The opening event of the festival, the Chupinazo, takes place on July 6th at midday. Before the appointed time, the crowd gathers in the square in front of the town hall and waits for the municipal councilor to launch the rocket that will begin the Sanfermines. Before lighting the rocket, the officiant will say the words that have been a part of this ceremony since 1941: “Pamplona, Pamplonesas, Viva San Fermín! Gora San Fermín!” Then the crowd erupts into a party that does not stop until the evening of the July 14th.
The popular clothes of the festival are all white (which little by little will take on the color of whatever people are drinking) and a red scarf. According to tradition, this scarf should be worn around the neck at all times during the festival, but until the lighting of the rocket, it is common to see them tied to peoples’ wrists or belts. The red color comes from the tradition of wearing the color during the offices to honor those holy martyrs who have died for their beliefs.

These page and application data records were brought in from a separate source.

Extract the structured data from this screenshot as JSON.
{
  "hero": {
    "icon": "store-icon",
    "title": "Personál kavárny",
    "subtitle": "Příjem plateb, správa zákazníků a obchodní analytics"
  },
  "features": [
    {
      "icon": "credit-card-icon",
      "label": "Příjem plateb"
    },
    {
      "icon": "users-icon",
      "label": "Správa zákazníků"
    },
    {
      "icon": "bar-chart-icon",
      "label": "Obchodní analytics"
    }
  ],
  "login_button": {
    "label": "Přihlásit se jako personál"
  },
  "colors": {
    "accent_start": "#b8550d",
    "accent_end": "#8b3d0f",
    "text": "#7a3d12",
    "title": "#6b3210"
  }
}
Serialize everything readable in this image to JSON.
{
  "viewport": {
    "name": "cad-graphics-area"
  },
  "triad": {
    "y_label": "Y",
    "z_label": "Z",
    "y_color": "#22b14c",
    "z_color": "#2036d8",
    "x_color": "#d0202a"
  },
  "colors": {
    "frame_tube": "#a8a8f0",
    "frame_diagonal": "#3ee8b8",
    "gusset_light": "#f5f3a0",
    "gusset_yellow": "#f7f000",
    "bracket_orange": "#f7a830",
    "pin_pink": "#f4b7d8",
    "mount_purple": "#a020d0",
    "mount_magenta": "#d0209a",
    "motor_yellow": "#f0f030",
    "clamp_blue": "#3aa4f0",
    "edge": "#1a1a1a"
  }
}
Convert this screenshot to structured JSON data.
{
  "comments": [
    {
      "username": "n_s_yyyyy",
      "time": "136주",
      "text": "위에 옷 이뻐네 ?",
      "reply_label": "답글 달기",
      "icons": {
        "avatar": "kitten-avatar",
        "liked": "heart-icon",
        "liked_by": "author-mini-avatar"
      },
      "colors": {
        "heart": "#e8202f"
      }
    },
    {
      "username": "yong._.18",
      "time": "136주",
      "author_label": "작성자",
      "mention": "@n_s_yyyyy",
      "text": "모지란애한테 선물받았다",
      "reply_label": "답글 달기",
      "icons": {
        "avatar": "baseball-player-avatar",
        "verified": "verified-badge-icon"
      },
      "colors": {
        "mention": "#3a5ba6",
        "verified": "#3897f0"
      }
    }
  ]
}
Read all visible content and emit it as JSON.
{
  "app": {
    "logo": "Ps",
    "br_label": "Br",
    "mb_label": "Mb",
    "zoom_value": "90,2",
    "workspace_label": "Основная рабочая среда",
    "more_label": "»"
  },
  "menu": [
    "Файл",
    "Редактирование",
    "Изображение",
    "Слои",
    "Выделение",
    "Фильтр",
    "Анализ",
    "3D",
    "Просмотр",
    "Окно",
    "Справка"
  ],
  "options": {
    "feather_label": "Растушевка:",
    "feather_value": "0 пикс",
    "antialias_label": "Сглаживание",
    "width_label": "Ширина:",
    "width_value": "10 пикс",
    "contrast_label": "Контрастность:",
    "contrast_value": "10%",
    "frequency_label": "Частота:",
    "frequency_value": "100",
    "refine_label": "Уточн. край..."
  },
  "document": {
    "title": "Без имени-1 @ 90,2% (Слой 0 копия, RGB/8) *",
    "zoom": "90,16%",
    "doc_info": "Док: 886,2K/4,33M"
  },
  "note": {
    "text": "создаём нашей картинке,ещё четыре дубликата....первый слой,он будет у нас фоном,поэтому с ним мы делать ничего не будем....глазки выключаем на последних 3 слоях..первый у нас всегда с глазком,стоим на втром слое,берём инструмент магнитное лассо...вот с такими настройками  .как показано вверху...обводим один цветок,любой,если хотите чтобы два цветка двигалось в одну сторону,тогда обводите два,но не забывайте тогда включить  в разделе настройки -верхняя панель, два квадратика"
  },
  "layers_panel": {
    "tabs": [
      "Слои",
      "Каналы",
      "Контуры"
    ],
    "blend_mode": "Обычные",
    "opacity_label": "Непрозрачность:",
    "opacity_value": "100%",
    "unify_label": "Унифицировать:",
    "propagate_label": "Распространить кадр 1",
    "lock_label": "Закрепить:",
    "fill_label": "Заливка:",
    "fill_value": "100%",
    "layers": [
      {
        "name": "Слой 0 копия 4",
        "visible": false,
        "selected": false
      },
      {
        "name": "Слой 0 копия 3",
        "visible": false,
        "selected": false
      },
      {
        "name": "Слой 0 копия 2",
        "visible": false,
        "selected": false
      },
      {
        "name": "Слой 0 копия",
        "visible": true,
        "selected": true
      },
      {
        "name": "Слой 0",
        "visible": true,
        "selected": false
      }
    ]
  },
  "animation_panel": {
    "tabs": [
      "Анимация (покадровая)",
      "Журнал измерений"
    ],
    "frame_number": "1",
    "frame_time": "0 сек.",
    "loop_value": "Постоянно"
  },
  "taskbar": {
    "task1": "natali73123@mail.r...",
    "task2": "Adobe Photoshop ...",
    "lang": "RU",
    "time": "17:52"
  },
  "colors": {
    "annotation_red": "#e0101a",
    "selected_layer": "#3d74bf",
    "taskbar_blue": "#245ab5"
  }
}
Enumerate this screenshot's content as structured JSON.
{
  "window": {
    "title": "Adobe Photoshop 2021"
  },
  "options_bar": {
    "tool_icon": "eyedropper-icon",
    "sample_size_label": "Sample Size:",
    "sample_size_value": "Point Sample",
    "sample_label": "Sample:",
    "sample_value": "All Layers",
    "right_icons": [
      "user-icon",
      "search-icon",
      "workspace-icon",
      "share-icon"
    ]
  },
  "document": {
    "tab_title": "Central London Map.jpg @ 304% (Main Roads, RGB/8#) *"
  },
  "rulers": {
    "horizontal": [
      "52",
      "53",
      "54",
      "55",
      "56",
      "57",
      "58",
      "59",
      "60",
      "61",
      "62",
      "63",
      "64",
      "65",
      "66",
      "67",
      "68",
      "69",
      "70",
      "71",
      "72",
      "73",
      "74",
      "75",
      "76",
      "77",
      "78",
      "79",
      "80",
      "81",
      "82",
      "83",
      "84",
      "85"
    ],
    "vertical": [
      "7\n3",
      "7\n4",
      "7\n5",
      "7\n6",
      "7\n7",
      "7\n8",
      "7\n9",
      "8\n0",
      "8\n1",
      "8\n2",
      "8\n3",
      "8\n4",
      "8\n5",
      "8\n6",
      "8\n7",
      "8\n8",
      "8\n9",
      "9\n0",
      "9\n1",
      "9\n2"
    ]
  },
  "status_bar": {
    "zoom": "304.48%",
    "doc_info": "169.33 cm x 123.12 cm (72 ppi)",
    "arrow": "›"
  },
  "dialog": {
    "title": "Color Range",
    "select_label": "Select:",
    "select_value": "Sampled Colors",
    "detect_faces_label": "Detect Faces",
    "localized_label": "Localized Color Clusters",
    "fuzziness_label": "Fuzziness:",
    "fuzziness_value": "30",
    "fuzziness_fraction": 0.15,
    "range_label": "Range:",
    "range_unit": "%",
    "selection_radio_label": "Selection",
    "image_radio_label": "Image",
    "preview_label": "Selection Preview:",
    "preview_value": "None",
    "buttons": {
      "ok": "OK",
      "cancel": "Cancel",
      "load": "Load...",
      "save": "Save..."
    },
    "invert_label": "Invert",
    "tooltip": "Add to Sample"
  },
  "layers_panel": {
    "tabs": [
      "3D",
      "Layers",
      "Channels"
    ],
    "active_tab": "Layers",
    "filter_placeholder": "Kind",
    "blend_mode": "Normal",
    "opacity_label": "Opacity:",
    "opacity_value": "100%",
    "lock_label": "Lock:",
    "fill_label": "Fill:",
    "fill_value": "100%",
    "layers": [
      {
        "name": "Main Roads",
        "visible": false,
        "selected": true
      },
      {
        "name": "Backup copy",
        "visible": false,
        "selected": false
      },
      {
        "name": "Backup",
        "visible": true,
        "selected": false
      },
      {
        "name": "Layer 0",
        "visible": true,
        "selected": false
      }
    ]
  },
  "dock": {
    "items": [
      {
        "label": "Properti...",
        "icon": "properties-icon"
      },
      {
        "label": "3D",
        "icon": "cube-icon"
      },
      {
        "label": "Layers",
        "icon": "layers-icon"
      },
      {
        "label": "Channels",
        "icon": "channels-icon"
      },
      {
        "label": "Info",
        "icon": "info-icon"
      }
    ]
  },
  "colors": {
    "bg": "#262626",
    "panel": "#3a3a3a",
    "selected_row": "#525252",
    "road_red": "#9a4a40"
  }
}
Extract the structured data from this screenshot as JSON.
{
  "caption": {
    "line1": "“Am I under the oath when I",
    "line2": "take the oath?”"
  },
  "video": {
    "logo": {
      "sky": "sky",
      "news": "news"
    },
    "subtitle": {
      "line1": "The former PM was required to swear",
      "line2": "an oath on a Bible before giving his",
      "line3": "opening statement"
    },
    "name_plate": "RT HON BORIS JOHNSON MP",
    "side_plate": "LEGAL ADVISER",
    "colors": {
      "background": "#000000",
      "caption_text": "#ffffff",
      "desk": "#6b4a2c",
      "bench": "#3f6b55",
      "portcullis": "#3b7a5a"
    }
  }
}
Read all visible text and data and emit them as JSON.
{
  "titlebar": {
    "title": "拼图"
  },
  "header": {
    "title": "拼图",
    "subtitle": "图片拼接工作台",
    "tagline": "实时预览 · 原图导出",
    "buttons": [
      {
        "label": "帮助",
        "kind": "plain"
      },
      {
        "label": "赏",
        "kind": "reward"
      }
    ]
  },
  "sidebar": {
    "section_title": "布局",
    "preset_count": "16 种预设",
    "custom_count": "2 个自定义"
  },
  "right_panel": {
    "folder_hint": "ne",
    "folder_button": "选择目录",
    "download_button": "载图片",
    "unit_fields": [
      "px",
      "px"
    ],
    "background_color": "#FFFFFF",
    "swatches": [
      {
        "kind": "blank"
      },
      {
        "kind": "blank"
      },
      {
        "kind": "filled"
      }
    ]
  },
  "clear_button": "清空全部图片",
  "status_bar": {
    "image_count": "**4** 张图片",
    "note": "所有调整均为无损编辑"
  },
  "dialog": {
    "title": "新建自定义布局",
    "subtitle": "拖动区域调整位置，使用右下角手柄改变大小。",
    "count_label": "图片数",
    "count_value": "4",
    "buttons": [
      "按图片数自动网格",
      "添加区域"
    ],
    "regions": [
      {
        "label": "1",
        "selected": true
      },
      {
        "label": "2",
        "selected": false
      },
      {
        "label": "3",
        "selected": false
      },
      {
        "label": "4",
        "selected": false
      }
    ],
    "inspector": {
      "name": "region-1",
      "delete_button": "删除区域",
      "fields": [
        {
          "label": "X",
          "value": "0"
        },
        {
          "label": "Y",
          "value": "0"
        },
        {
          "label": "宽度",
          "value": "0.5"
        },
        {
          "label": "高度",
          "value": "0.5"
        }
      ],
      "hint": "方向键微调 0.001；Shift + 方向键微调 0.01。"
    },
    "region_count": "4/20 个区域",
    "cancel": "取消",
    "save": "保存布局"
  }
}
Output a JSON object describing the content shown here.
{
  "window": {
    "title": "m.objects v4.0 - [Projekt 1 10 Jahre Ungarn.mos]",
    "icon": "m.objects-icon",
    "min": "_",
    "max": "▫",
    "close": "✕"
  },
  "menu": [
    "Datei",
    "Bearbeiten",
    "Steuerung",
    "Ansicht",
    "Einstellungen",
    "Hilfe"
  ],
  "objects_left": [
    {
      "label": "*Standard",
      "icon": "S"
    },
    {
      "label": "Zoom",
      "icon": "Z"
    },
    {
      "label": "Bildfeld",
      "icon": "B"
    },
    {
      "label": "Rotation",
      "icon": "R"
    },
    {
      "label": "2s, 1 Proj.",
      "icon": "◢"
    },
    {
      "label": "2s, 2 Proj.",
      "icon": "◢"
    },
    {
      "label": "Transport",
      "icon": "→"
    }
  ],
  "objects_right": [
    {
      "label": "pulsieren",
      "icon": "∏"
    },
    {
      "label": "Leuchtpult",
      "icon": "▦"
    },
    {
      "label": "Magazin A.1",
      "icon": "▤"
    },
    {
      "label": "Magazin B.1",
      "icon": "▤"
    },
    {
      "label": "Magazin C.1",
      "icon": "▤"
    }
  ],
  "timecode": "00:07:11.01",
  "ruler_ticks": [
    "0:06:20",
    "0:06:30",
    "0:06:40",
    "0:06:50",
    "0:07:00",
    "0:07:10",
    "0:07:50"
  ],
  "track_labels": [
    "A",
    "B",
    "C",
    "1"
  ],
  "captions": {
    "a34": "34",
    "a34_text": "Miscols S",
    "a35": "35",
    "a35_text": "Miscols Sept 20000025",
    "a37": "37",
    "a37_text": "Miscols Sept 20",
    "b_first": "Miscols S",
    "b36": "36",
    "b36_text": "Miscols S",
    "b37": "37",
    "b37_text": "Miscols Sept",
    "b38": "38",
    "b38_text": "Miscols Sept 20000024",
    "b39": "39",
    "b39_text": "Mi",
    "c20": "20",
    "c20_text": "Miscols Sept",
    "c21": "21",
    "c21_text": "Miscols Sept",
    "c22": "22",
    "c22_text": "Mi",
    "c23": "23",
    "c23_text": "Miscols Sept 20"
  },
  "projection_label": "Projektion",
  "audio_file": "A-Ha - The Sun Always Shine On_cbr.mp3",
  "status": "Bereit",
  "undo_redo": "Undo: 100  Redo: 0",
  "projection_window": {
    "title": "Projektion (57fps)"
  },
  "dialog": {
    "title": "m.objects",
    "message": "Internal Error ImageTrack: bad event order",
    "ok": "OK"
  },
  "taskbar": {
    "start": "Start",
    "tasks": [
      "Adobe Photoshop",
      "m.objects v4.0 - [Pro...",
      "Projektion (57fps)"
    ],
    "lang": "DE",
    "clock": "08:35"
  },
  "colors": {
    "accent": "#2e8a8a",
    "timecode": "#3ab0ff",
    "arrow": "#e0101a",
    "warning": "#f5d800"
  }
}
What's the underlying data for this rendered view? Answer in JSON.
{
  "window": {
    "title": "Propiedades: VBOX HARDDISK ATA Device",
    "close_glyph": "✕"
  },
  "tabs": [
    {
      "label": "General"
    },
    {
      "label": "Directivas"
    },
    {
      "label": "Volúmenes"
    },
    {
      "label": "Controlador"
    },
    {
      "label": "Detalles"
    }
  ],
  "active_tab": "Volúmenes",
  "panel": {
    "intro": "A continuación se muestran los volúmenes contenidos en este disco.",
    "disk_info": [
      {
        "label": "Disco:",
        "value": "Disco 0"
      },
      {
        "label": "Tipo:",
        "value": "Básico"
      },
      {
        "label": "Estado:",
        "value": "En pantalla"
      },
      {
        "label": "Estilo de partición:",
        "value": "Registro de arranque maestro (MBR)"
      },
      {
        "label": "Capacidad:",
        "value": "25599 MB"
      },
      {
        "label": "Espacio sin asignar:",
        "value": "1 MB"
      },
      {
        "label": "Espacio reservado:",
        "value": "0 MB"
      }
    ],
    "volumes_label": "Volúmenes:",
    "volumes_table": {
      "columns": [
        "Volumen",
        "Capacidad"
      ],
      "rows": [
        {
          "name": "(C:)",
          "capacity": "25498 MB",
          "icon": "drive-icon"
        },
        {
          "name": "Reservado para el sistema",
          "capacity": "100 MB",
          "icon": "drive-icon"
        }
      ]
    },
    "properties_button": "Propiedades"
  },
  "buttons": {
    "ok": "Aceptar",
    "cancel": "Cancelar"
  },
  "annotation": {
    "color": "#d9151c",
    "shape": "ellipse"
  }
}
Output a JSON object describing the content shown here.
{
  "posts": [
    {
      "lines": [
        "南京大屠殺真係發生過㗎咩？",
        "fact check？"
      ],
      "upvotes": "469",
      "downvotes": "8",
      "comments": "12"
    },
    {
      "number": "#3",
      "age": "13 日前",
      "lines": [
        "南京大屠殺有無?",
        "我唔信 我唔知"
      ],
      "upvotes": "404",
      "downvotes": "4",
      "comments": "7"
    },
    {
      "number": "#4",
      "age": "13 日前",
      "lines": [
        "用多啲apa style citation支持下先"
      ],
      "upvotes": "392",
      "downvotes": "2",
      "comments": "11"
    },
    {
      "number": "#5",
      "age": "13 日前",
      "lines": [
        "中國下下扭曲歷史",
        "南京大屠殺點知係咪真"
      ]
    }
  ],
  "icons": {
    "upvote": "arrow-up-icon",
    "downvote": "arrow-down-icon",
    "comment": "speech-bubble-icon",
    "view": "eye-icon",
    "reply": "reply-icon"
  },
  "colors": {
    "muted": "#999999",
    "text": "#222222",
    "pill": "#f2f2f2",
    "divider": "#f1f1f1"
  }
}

The most famous event of San Fermín and, perhaps, the defining image of the festival today, are the running of the bulls (Los Encierros). The tradition takes every morning at 7:00. This tradition goes back to the Middle Ages when the shepherds would enlist the help of young men from Pamplona to drive the cattle for the bull fights to the Plaza de Castillo, the first bullring of the city. This event, called “entrada,” in its beginnings, came to be a part of the festival program as a spectacle and popular activity when, in the mid-19th century, the young men who helped the shepherds started to runin front of the bulls instead of at their sides and behind them.
The event begins at 8 a.m., and it goes for a little more than half a kilometer from the Cuesta de Santo Domingo to the Plaza de Toros. Just before they begin, the participants sing the famous protection song to the saint a few times, which says: “A San Fermín pedimos, por ser nuestro patron, nos guíe en el encierro y nos dé su benedición.” The running of the bulls, which shouldn’t last more than three minutes, ends with the entrance of the bulls (6 bulls and 6 steers) into the Plaza de Toros. Then a dropping of the heifers takes place. After this day, there is a bullfight held every afternoon at 7 that pertains to the Feria Taurina de San Fermín.
The Procesión de San Fermín takes place on July 7th. It is one of the most popular events of this festival. At 10 in the morning, the Corporación Municipal (dressed in regalia and accompanied by musicians, giant puppets, and other commemorative things) marches to the cathedral in search of the Cabildo, then to the Iglesia de San Lorenzo to recover the image of San Fermín. For an hour and a half, the procession fills the main streets of the historic district, making short stops, or “Momenticos,” in which different honors are made to the saint. The most famous “momentico” takes place next to the atrium of the Catedral, at the end of the procession, when the Corporación Municipal dismisses the Cabildo and the giant puppets dance.